  5. Many of these techniques assume that pupils are able to assess effectively. The whole point of intellectual activity is that it deals in the realm of the ‘unknown unknown’ (from the pupil’s perspective). By definition, no one is in a very good position to assess the value of material at which they are a novice – so the chances of missing content being seen are slim.

The chasm I referred to earlier, I am afraid beggars belief. It seems there are those (many?) in the profession who seem earnestly to believe that the solution to the bureaucratic nightmare that presently is marking, is MORE BUREAUCRACY. They seem to think that all this low-grade administrative busywork is the answer to the marking problem and moreover that it can actually improve pupils’ learning. This outlook is precisely why the profession is in the dire workload straits that it is.

What makes it all the more frustrating is that there are those of us – often characterised as mavericks – who can see the solution staring everyone in the face. It is LESS bureaucracy. The only piece of kit needed is the ever-ready red pen. All that is needed is to accept that it is not essential to deep-mark everything that a pupil writes; much routine work is quite acceptably tick-and-flicked. Then we could concentrate, as I did today, on deep feedback of a complex piece of investigative work done by my best year nine class, where there were complex ideas to explore. Much of it was done verbally with pairs or threes, and it will be followed up with detailed, personally written comments in red pen. The pupils seemed more than happy with my constructive criticism and heartfelt praise.

The answer as so often, lies not in complexity but simplicity – and an acceptance of the reality of education rather than the imposition of a theorist’s dream. The fact is, marking cannot be, and does not need to be smart. Or if it can, then smart has to mean simple, not complicated. It is time-consuming but important – but it needs to be kept in proportion as the art of the possible.
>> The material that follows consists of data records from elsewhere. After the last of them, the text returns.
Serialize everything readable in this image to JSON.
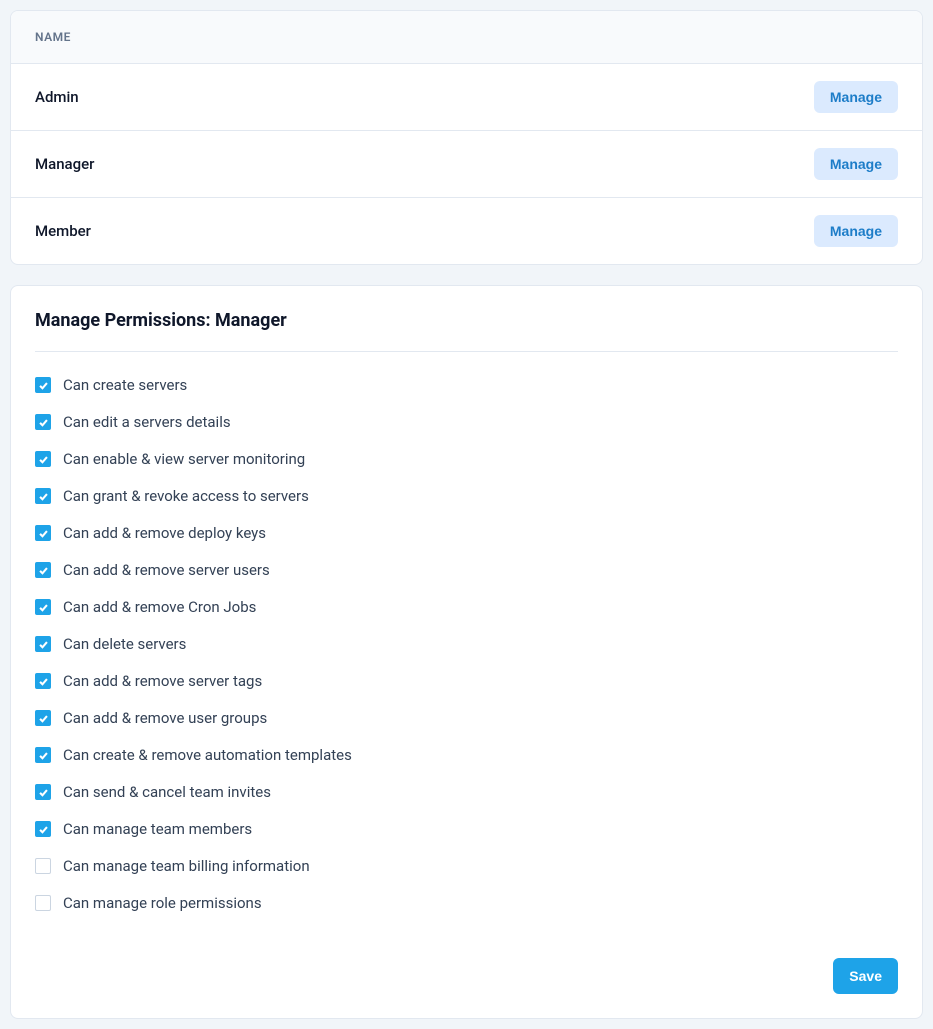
{
  "roles_table": {
    "header": "Name",
    "manage_label": "Manage",
    "rows": [
      {
        "name": "Admin"
      },
      {
        "name": "Manager"
      },
      {
        "name": "Member"
      }
    ]
  },
  "permissions_panel": {
    "title": "Manage Permissions: Manager",
    "save_label": "Save",
    "permissions": [
      {
        "label": "Can create servers",
        "checked": true
      },
      {
        "label": "Can edit a servers details",
        "checked": true
      },
      {
        "label": "Can enable & view server monitoring",
        "checked": true
      },
      {
        "label": "Can grant & revoke access to servers",
        "checked": true
      },
      {
        "label": "Can add & remove deploy keys",
        "checked": true
      },
      {
        "label": "Can add & remove server users",
        "checked": true
      },
      {
        "label": "Can add & remove Cron Jobs",
        "checked": true
      },
      {
        "label": "Can delete servers",
        "checked": true
      },
      {
        "label": "Can add & remove server tags",
        "checked": true
      },
      {
        "label": "Can add & remove user groups",
        "checked": true
      },
      {
        "label": "Can create & remove automation templates",
        "checked": true
      },
      {
        "label": "Can send & cancel team invites",
        "checked": true
      },
      {
        "label": "Can manage team members",
        "checked": true
      },
      {
        "label": "Can manage team billing information",
        "checked": false
      },
      {
        "label": "Can manage role permissions",
        "checked": false
      }
    ]
  }
}
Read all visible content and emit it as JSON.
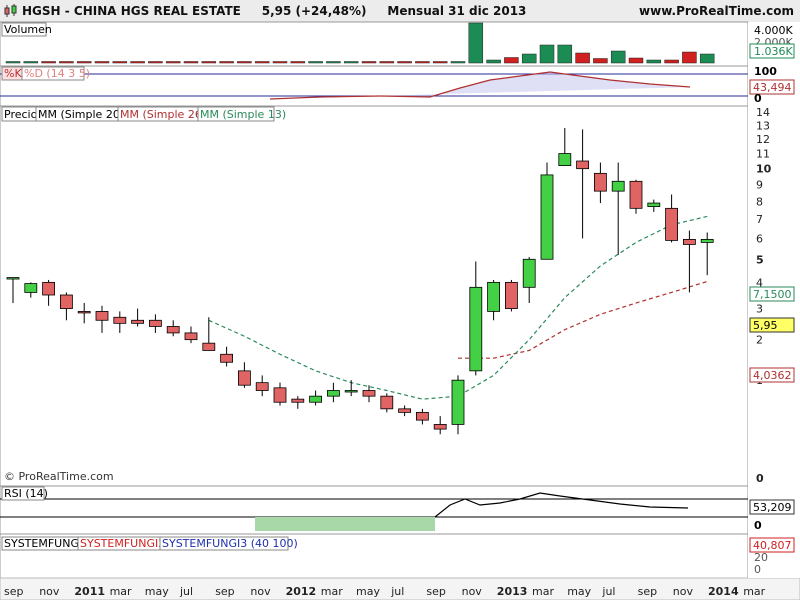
{
  "header": {
    "ticker": "HGSH - CHINA HGS REAL ESTATE",
    "price": "5,95 (+24,48%)",
    "period": "Mensual  31 dic 2013",
    "site": "www.ProRealTime.com"
  },
  "watermark": "© ProRealTime.com",
  "colors": {
    "up": "#44d044",
    "down": "#e06464",
    "volume_up": "#1c8c54",
    "volume_down": "#d02020",
    "mm26": "#b03030",
    "mm13": "#2a8a5a",
    "rsi": "#000000",
    "stoch_k": "#7070d0",
    "stoch_d": "#b03030"
  },
  "panels": {
    "volume": {
      "label": "Volumen",
      "tags": [
        "4.000K",
        "2.000K",
        "1.036K"
      ]
    },
    "stoch": {
      "labels": [
        "%K",
        "%D (14 3 5)"
      ],
      "axis": [
        "100",
        "0"
      ],
      "value": "43,494"
    },
    "price": {
      "labels": [
        "Precio",
        "MM (Simple 200)",
        "MM (Simple 26)",
        "MM (Simple 13)"
      ],
      "mm13_value": "7,1500",
      "last_value": "5,95",
      "mm26_value": "4,0362"
    },
    "rsi": {
      "label": "RSI (14)",
      "value": "53,209",
      "axis": [
        "0"
      ]
    },
    "system": {
      "labels": [
        "SYSTEMFUNGI",
        "SYSTEMFUNGI2",
        "SYSTEMFUNGI3 (40 100)"
      ],
      "value": "40,807",
      "axis": [
        "20",
        "0"
      ]
    }
  },
  "chart_data": {
    "type": "candlestick",
    "title": "HGSH - CHINA HGS REAL ESTATE",
    "interval": "Mensual",
    "y_axis_ticks": [
      0,
      1,
      2,
      3,
      4,
      5,
      6,
      7,
      8,
      9,
      10,
      11,
      12,
      13,
      14
    ],
    "y_axis_scale": "log",
    "x_axis_labels": [
      "sep",
      "nov",
      "2011",
      "mar",
      "may",
      "jul",
      "sep",
      "nov",
      "2012",
      "mar",
      "may",
      "jul",
      "sep",
      "nov",
      "2013",
      "mar",
      "may",
      "jul",
      "sep",
      "nov",
      "2014",
      "mar"
    ],
    "candles": [
      {
        "x": "2010-09",
        "o": 4.2,
        "h": 4.2,
        "l": 3.2,
        "c": 4.2
      },
      {
        "x": "2010-10",
        "o": 3.6,
        "h": 4.0,
        "l": 3.4,
        "c": 3.95
      },
      {
        "x": "2010-11",
        "o": 4.0,
        "h": 4.1,
        "l": 3.1,
        "c": 3.5
      },
      {
        "x": "2010-12",
        "o": 3.5,
        "h": 3.6,
        "l": 2.6,
        "c": 3.0
      },
      {
        "x": "2011-01",
        "o": 2.9,
        "h": 3.2,
        "l": 2.5,
        "c": 2.85
      },
      {
        "x": "2011-02",
        "o": 2.9,
        "h": 3.1,
        "l": 2.2,
        "c": 2.6
      },
      {
        "x": "2011-03",
        "o": 2.7,
        "h": 2.9,
        "l": 2.2,
        "c": 2.5
      },
      {
        "x": "2011-04",
        "o": 2.6,
        "h": 3.0,
        "l": 2.4,
        "c": 2.5
      },
      {
        "x": "2011-05",
        "o": 2.6,
        "h": 2.8,
        "l": 2.2,
        "c": 2.4
      },
      {
        "x": "2011-06",
        "o": 2.4,
        "h": 2.6,
        "l": 2.1,
        "c": 2.2
      },
      {
        "x": "2011-07",
        "o": 2.2,
        "h": 2.4,
        "l": 1.9,
        "c": 2.0
      },
      {
        "x": "2011-08",
        "o": 1.9,
        "h": 2.7,
        "l": 1.7,
        "c": 1.7
      },
      {
        "x": "2011-09",
        "o": 1.6,
        "h": 1.8,
        "l": 1.3,
        "c": 1.4
      },
      {
        "x": "2011-10",
        "o": 1.2,
        "h": 1.4,
        "l": 0.85,
        "c": 0.9
      },
      {
        "x": "2011-11",
        "o": 0.95,
        "h": 1.1,
        "l": 0.7,
        "c": 0.8
      },
      {
        "x": "2011-12",
        "o": 0.85,
        "h": 0.95,
        "l": 0.55,
        "c": 0.6
      },
      {
        "x": "2012-01",
        "o": 0.65,
        "h": 0.7,
        "l": 0.5,
        "c": 0.6
      },
      {
        "x": "2012-02",
        "o": 0.6,
        "h": 0.8,
        "l": 0.55,
        "c": 0.7
      },
      {
        "x": "2012-03",
        "o": 0.7,
        "h": 0.95,
        "l": 0.6,
        "c": 0.8
      },
      {
        "x": "2012-04",
        "o": 0.8,
        "h": 1.0,
        "l": 0.7,
        "c": 0.8
      },
      {
        "x": "2012-05",
        "o": 0.8,
        "h": 0.9,
        "l": 0.6,
        "c": 0.7
      },
      {
        "x": "2012-06",
        "o": 0.7,
        "h": 0.75,
        "l": 0.45,
        "c": 0.5
      },
      {
        "x": "2012-07",
        "o": 0.5,
        "h": 0.55,
        "l": 0.4,
        "c": 0.45
      },
      {
        "x": "2012-08",
        "o": 0.45,
        "h": 0.5,
        "l": 0.3,
        "c": 0.35
      },
      {
        "x": "2012-09",
        "o": 0.3,
        "h": 0.4,
        "l": 0.2,
        "c": 0.25
      },
      {
        "x": "2012-10",
        "o": 0.3,
        "h": 1.1,
        "l": 0.2,
        "c": 1.0
      },
      {
        "x": "2012-11",
        "o": 1.2,
        "h": 4.9,
        "l": 1.1,
        "c": 3.8
      },
      {
        "x": "2012-12",
        "o": 2.9,
        "h": 4.1,
        "l": 2.6,
        "c": 4.0
      },
      {
        "x": "2013-01",
        "o": 4.0,
        "h": 4.1,
        "l": 2.9,
        "c": 3.0
      },
      {
        "x": "2013-02",
        "o": 3.8,
        "h": 5.1,
        "l": 3.2,
        "c": 5.0
      },
      {
        "x": "2013-03",
        "o": 5.0,
        "h": 10.4,
        "l": 5.0,
        "c": 9.6
      },
      {
        "x": "2013-04",
        "o": 10.2,
        "h": 12.8,
        "l": 10.2,
        "c": 11.0
      },
      {
        "x": "2013-05",
        "o": 10.5,
        "h": 12.7,
        "l": 6.0,
        "c": 10.0
      },
      {
        "x": "2013-06",
        "o": 9.7,
        "h": 10.4,
        "l": 7.9,
        "c": 8.6
      },
      {
        "x": "2013-07",
        "o": 8.6,
        "h": 10.4,
        "l": 5.2,
        "c": 9.2
      },
      {
        "x": "2013-08",
        "o": 9.2,
        "h": 9.3,
        "l": 7.3,
        "c": 7.6
      },
      {
        "x": "2013-09",
        "o": 7.7,
        "h": 8.1,
        "l": 7.4,
        "c": 7.9
      },
      {
        "x": "2013-10",
        "o": 7.6,
        "h": 8.4,
        "l": 5.8,
        "c": 5.9
      },
      {
        "x": "2013-11",
        "o": 5.95,
        "h": 6.4,
        "l": 3.6,
        "c": 5.7
      },
      {
        "x": "2013-12",
        "o": 5.8,
        "h": 6.3,
        "l": 4.3,
        "c": 5.95
      }
    ],
    "series": [
      {
        "name": "MM (Simple 26)",
        "values": [
          {
            "x": "2012-10",
            "y": 1.5
          },
          {
            "x": "2012-12",
            "y": 1.5
          },
          {
            "x": "2013-02",
            "y": 1.7
          },
          {
            "x": "2013-04",
            "y": 2.3
          },
          {
            "x": "2013-06",
            "y": 2.8
          },
          {
            "x": "2013-08",
            "y": 3.2
          },
          {
            "x": "2013-10",
            "y": 3.6
          },
          {
            "x": "2013-12",
            "y": 4.0362
          }
        ]
      },
      {
        "name": "MM (Simple 13)",
        "values": [
          {
            "x": "2011-08",
            "y": 2.6
          },
          {
            "x": "2011-10",
            "y": 2.1
          },
          {
            "x": "2011-12",
            "y": 1.6
          },
          {
            "x": "2012-02",
            "y": 1.2
          },
          {
            "x": "2012-04",
            "y": 0.95
          },
          {
            "x": "2012-06",
            "y": 0.8
          },
          {
            "x": "2012-08",
            "y": 0.65
          },
          {
            "x": "2012-10",
            "y": 0.7
          },
          {
            "x": "2012-12",
            "y": 1.1
          },
          {
            "x": "2013-02",
            "y": 2.0
          },
          {
            "x": "2013-04",
            "y": 3.4
          },
          {
            "x": "2013-06",
            "y": 4.7
          },
          {
            "x": "2013-08",
            "y": 5.8
          },
          {
            "x": "2013-10",
            "y": 6.7
          },
          {
            "x": "2013-12",
            "y": 7.15
          }
        ]
      }
    ],
    "volume": [
      0.05,
      0.03,
      0.05,
      0.03,
      0.05,
      0.03,
      0.06,
      0.07,
      0.05,
      0.04,
      0.05,
      0.04,
      0.06,
      0.03,
      0.05,
      0.03,
      0.08,
      0.04,
      0.05,
      0.03,
      0.03,
      0.03,
      0.03,
      0.03,
      0.05,
      0.07,
      4.0,
      0.3,
      0.55,
      0.9,
      1.8,
      1.8,
      1.0,
      0.45,
      1.2,
      0.5,
      0.3,
      0.3,
      1.1,
      0.9
    ]
  }
}
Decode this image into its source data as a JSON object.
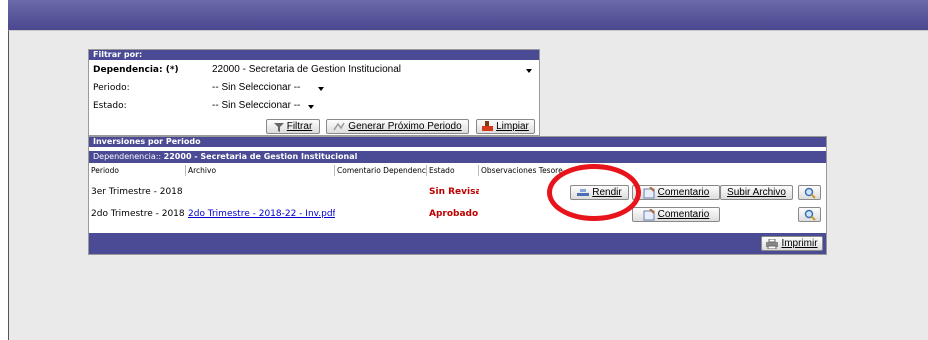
{
  "filter": {
    "title": "Filtrar por:",
    "dependencia_label": "Dependencia: (*)",
    "dependencia_value": "22000 - Secretaria de Gestion Institucional",
    "periodo_label": "Periodo:",
    "periodo_value": "-- Sin Seleccionar --",
    "estado_label": "Estado:",
    "estado_value": "-- Sin Seleccionar --",
    "btn_filtrar": "Filtrar",
    "btn_generar": "Generar Próximo Periodo",
    "btn_limpiar": "Limpiar"
  },
  "inversiones": {
    "title": "Inversiones por Periodo",
    "dependencia_prefix": "Dependenencia:: ",
    "dependencia_name": "22000 - Secretaria de Gestion Institucional",
    "columns": [
      "Periodo",
      "Archivo",
      "Comentario Dependencia",
      "Estado",
      "Observaciones Tesore"
    ],
    "rows": [
      {
        "periodo": "3er Trimestre - 2018",
        "archivo": "",
        "estado": "Sin Revisar",
        "btn_rendir": "Rendir",
        "btn_comentario": "Comentario",
        "btn_subir": "Subir Archivo"
      },
      {
        "periodo": "2do Trimestre - 2018",
        "archivo": "2do Trimestre - 2018-22 - Inv.pdf",
        "estado": "Aprobado",
        "btn_comentario": "Comentario"
      }
    ],
    "btn_imprimir": "Imprimir"
  },
  "colors": {
    "header_bg": "#4a4a95",
    "status_red": "#c00000",
    "highlight_ring": "#e8141c"
  }
}
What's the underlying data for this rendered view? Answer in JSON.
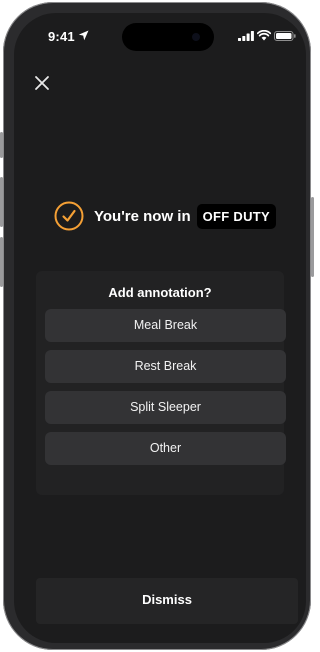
{
  "status_bar": {
    "time": "9:41"
  },
  "icons": {
    "close": "close-icon",
    "status_check": "check-circle-icon",
    "location": "location-arrow-icon",
    "signal": "cellular-signal-icon",
    "wifi": "wifi-icon",
    "battery": "battery-icon"
  },
  "status": {
    "message": "You're now in",
    "duty_state": "OFF DUTY"
  },
  "annotation": {
    "title": "Add annotation?",
    "options": [
      {
        "label": "Meal Break"
      },
      {
        "label": "Rest Break"
      },
      {
        "label": "Split Sleeper"
      },
      {
        "label": "Other"
      }
    ]
  },
  "footer": {
    "dismiss_label": "Dismiss"
  },
  "colors": {
    "accent": "#F5A035",
    "background": "#1C1C1D",
    "option_bg": "#333335",
    "badge_bg": "#000000"
  }
}
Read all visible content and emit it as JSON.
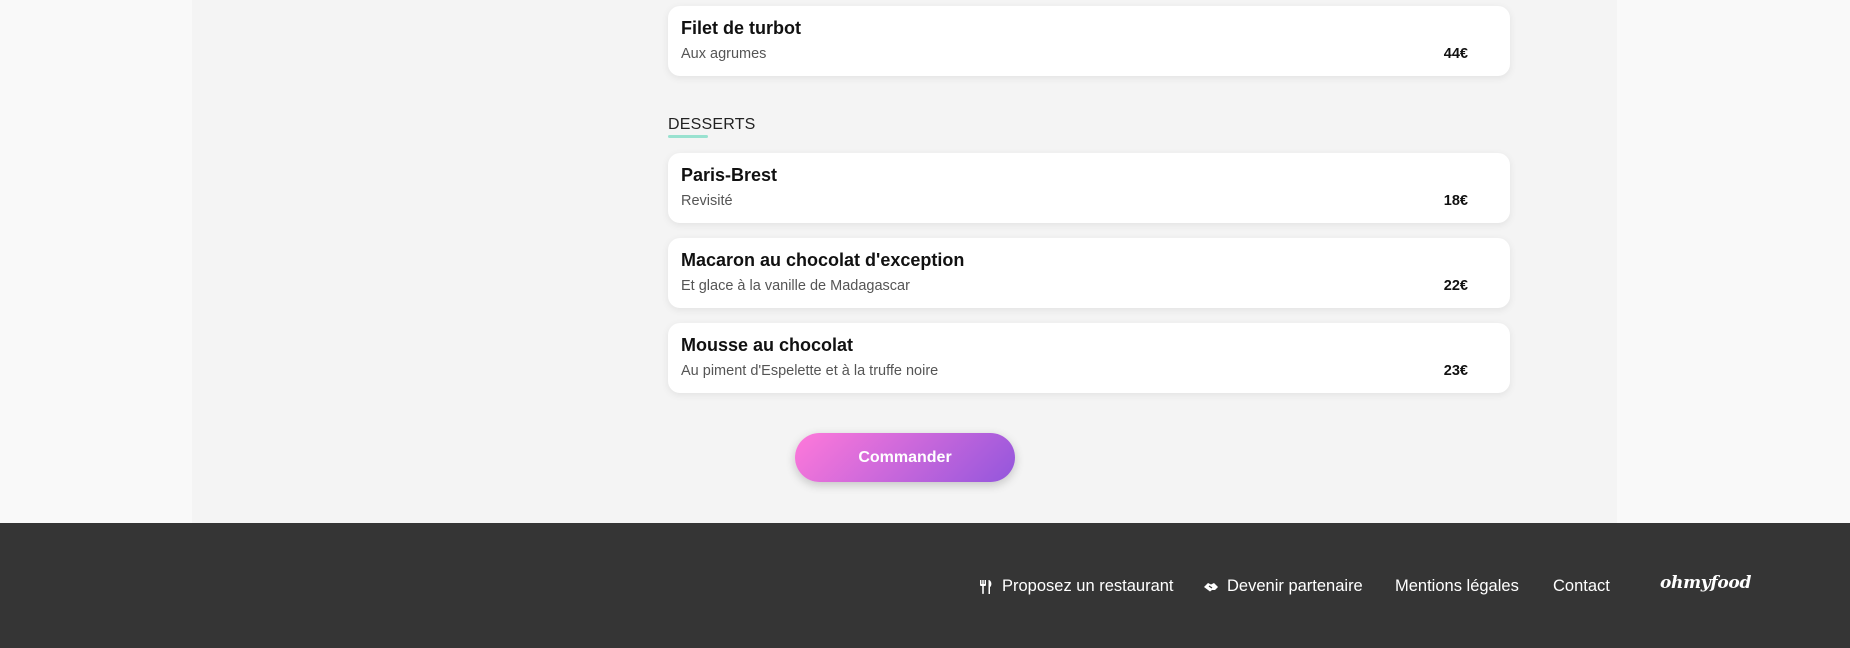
{
  "menu": {
    "main_items": [
      {
        "name": "Filet de turbot",
        "description": "Aux agrumes",
        "price": "44€"
      }
    ],
    "desserts": {
      "title": "DESSERTS",
      "items": [
        {
          "name": "Paris-Brest",
          "description": "Revisité",
          "price": "18€"
        },
        {
          "name": "Macaron au chocolat d'exception",
          "description": "Et glace à la vanille de Madagascar",
          "price": "22€"
        },
        {
          "name": "Mousse au chocolat",
          "description": "Au piment d'Espelette et à la truffe noire",
          "price": "23€"
        }
      ]
    }
  },
  "actions": {
    "order_label": "Commander"
  },
  "footer": {
    "links": [
      {
        "label": "Proposez un restaurant",
        "icon": "utensils-icon"
      },
      {
        "label": "Devenir partenaire",
        "icon": "handshake-icon"
      },
      {
        "label": "Mentions légales"
      },
      {
        "label": "Contact"
      }
    ],
    "brand": "ohmyfood"
  },
  "colors": {
    "accent_gradient_start": "#ff79da",
    "accent_gradient_end": "#9356dc",
    "section_underline": "#99e2d0",
    "footer_bg": "#353535"
  }
}
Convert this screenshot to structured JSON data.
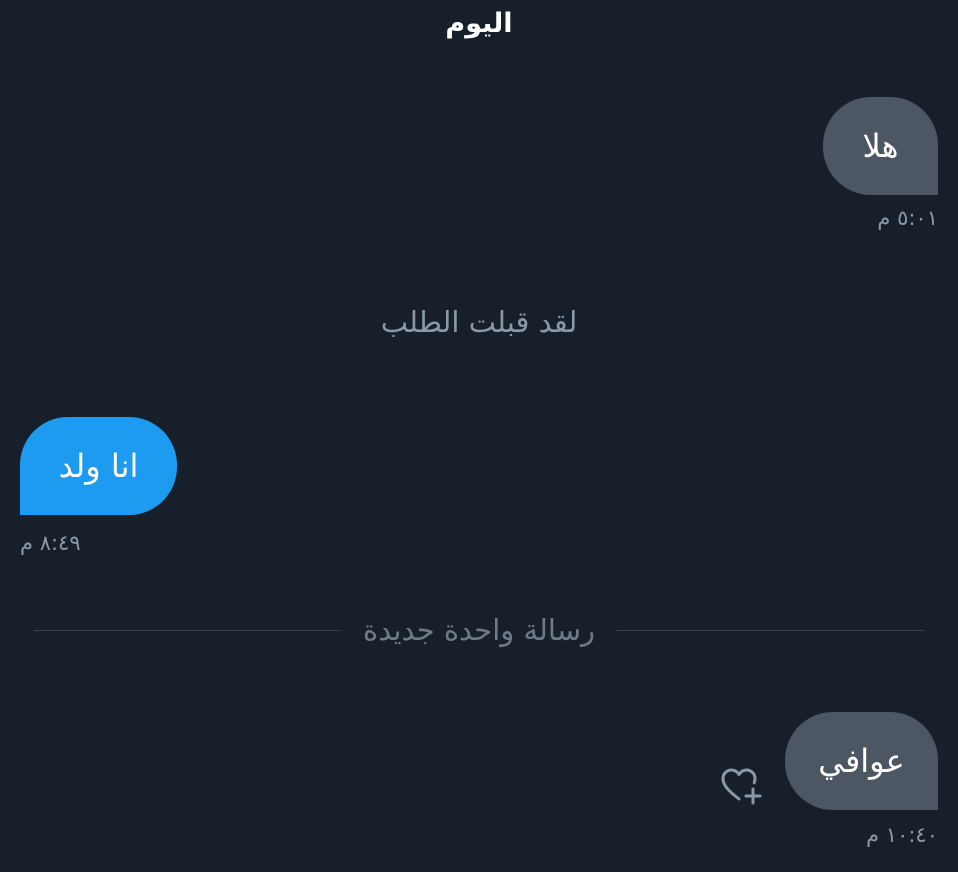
{
  "header": {
    "day": "اليوم"
  },
  "messages": [
    {
      "direction": "sent",
      "text": "هلا",
      "time": "٥:٠١ م"
    },
    {
      "direction": "received",
      "text": "انا ولد",
      "time": "٨:٤٩ م"
    },
    {
      "direction": "sent",
      "text": "عوافي",
      "time": "١٠:٤٠ م"
    }
  ],
  "system": {
    "request_accepted": "لقد قبلت الطلب"
  },
  "divider": {
    "label": "رسالة واحدة جديدة"
  },
  "icons": {
    "react": "heart-plus-icon"
  },
  "colors": {
    "background": "#17202a",
    "sent_bubble": "#4c5763",
    "received_bubble": "#1d9bf0",
    "muted_text": "#8b98a5"
  }
}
I wonder why those who sit there (nationally) in rapture at the sound of all those intricate administrative routines don’t actually go and find themselves a job where they can genuinely release the inner pen-pushing minor bureaucrats that they evidently want to be – and leave those of us who just want to teach to get on with it.